Landlords are failing to carry out regular inspections of their properties and are facing expensive maintenance and repair costs, according to the Association of Independent Inventory Clerks (AIIC).
Inspections are essential to check for both normal maintenance issues and to ensure that the tenant is treating the property as they should and no serious neglect is taking place. If a problem is caught quickly, it will not exacerbate and cause a bigger issue with a higher cost to the landlord or tenant.
Tenants are notoriously bad at reporting any problems during their tenancy. Since the property is rented, they always seem to think that it’s someone else’s problem.
Landlords should be visiting their properties on a regular basis – the general rule is every three months – to carry out maintenance checks and to identify any damage to the property. Pat Barber, Chair of the AIIC, said: “A recent case shows how important it is for landlords to make regular checks on their property.
A check-out was in progress and it was discovered that there had been a water leak from the bathroom above a kitchen which had caused the ceiling to fall down.
The tenant said that the leak had got worse, but hadn’t bothered to report it and a couple of days ago the ceiling had come down. The tenant thought that as they were moving out, this would just be reported at time of check-out. As a result of the tenant’s negligence, they had to pay for a percentage of the ceiling repair.
“Time and time again we see maintenance issues and property damage at check-out because of poor communication between the tenant and landlord.
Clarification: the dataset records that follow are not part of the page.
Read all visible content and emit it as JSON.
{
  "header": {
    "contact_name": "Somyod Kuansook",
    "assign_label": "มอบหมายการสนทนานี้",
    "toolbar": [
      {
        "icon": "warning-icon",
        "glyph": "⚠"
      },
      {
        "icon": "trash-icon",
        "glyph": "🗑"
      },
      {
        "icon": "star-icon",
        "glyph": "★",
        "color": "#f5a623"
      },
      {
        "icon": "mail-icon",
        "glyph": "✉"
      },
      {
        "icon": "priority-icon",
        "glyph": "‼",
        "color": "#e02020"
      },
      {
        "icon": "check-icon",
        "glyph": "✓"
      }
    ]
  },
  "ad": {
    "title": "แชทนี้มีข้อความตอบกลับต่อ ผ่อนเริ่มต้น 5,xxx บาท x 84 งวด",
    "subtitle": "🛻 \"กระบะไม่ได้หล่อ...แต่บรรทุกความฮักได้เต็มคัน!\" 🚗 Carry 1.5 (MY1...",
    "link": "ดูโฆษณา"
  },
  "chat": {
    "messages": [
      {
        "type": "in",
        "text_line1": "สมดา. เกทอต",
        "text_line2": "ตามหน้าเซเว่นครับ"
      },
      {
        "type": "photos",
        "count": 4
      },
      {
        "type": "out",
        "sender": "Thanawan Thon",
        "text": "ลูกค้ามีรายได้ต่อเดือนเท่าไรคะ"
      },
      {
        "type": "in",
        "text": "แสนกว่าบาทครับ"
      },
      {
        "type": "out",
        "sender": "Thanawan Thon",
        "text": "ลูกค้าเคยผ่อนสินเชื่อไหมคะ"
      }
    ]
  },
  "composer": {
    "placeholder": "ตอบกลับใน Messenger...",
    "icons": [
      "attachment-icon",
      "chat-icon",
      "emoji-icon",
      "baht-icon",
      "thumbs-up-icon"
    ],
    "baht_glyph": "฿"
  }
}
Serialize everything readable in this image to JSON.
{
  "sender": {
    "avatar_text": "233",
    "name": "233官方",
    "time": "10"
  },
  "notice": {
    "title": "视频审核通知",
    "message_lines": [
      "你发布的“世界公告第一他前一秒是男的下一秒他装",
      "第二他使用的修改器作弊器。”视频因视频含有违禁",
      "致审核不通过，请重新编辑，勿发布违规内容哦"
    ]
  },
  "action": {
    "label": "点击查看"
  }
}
Very often the tenant won’t report a problem until it becomes serious and without regular visits from landlords, potential big problems are not sorted.
AIIC has put together some advice on what to look out for when carrying out maintenance checks on rental property:
- Water stains on ceilings and walls, especially in rooms below bathrooms
- Signs of mould spores anywhere in the property, but especially in corners and around windows & on curtains, grouting or bath sealant
- Water damage to flooring or skirting (from either leaks or overflow of bath/shower water)
- Exterior and interior window frames for rotting, flaking etc which could lead to water ingress
- Signs of vermin infestation such as rodent droppings in kitchen cupboards or corners of rooms
- Dripping guttering
- The general condition of the garden – check for evidence of rats.
For further information on AIIC, please visit www.theaiic.co.uk
The Association of Independent Inventory Clerks was established in 1996
The aim of the AIIC is to ensure that every landlord, tenant and agent in the UK is aware of the importance of the inventory process and the benefits of employing an independent, professional independent inventory clerk.
AIIC independent inventory clerks provide letting agents and landlords with comprehensive inventory documentation, including inventory compilation, check-in procedure, check-out procedure, Tenancy Deposit Schemes and assessment in fair wear and tear.
The AIIC offers membership to current independent inventory clerks and a search facility for agents and landlords to search for local professional independent inventory clerks.
The AIIC also offers industry-leading training courses, open to anyone in the property letting industry, ensuring that proper information and training is available for all members to provide the best possible service.
The AIIC members have all agreed to conduct their business in a professional manner in accordance with the Guidelines to Professional Practice and will abide by the AIIC’s Code of Practice. AIIC members also have Professional Indemnity insurance and Public Liability insurance.
AIIC independent inventory clerks are experts in their field, helping to save landlords, letting agents and tenant’s time, money and hassle by ensuring that government regulations are being adhered to.